## Exercise details
Look through the entries. Copy each line that has the word "symbol".

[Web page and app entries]
···

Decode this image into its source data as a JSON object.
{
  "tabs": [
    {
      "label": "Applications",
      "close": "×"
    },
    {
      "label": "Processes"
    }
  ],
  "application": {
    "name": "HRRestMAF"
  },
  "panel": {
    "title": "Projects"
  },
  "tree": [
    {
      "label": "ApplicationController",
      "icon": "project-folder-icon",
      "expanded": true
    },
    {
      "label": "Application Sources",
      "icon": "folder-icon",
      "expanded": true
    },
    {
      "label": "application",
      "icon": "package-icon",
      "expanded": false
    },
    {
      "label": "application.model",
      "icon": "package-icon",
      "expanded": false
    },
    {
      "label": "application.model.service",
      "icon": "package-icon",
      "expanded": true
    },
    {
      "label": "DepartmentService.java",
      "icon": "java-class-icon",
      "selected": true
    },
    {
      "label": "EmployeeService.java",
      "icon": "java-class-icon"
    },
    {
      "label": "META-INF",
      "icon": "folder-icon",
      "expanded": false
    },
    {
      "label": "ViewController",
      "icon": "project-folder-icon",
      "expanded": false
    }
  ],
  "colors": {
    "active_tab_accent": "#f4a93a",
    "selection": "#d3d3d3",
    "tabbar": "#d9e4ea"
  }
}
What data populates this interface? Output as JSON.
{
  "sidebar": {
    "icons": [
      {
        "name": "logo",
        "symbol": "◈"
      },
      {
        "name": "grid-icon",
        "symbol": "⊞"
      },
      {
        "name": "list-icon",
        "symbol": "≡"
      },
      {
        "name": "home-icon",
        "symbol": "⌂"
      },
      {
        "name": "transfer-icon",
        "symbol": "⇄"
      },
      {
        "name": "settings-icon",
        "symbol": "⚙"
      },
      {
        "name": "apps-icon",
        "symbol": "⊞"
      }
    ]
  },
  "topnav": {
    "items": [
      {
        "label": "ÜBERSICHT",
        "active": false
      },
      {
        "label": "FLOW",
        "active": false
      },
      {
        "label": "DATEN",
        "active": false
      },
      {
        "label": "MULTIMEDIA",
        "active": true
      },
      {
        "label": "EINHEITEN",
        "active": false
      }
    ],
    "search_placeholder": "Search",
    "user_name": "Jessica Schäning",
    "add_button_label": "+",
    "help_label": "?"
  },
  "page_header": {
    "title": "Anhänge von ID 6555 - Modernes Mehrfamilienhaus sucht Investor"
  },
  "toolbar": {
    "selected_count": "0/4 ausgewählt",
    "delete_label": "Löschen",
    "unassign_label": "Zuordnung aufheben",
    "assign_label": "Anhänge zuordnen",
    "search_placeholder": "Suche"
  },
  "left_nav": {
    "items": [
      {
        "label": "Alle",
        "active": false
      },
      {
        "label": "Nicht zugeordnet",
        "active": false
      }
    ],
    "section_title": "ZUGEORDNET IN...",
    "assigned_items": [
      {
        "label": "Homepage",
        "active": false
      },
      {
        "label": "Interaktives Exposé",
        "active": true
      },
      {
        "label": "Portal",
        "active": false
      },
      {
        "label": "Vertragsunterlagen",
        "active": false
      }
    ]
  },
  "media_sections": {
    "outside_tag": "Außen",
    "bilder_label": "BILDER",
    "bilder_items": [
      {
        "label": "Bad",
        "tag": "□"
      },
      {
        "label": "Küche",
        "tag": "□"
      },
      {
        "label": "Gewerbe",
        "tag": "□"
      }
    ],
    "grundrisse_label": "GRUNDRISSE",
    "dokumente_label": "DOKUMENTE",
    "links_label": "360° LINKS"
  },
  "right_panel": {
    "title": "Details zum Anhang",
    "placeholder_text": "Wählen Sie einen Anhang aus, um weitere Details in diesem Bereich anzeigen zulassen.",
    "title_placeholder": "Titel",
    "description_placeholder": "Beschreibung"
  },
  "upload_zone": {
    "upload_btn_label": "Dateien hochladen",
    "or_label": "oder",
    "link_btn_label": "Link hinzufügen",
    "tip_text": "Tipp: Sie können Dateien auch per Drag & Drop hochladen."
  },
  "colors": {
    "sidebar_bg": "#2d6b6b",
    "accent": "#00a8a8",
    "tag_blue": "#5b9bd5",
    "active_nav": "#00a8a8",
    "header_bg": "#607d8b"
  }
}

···

## Exercise solution
        "symbol": "◈"
        "symbol": "⊞"
        "symbol": "≡"
        "symbol": "⌂"
        "symbol": "⇄"
        "symbol": "⚙"
        "symbol": "⊞"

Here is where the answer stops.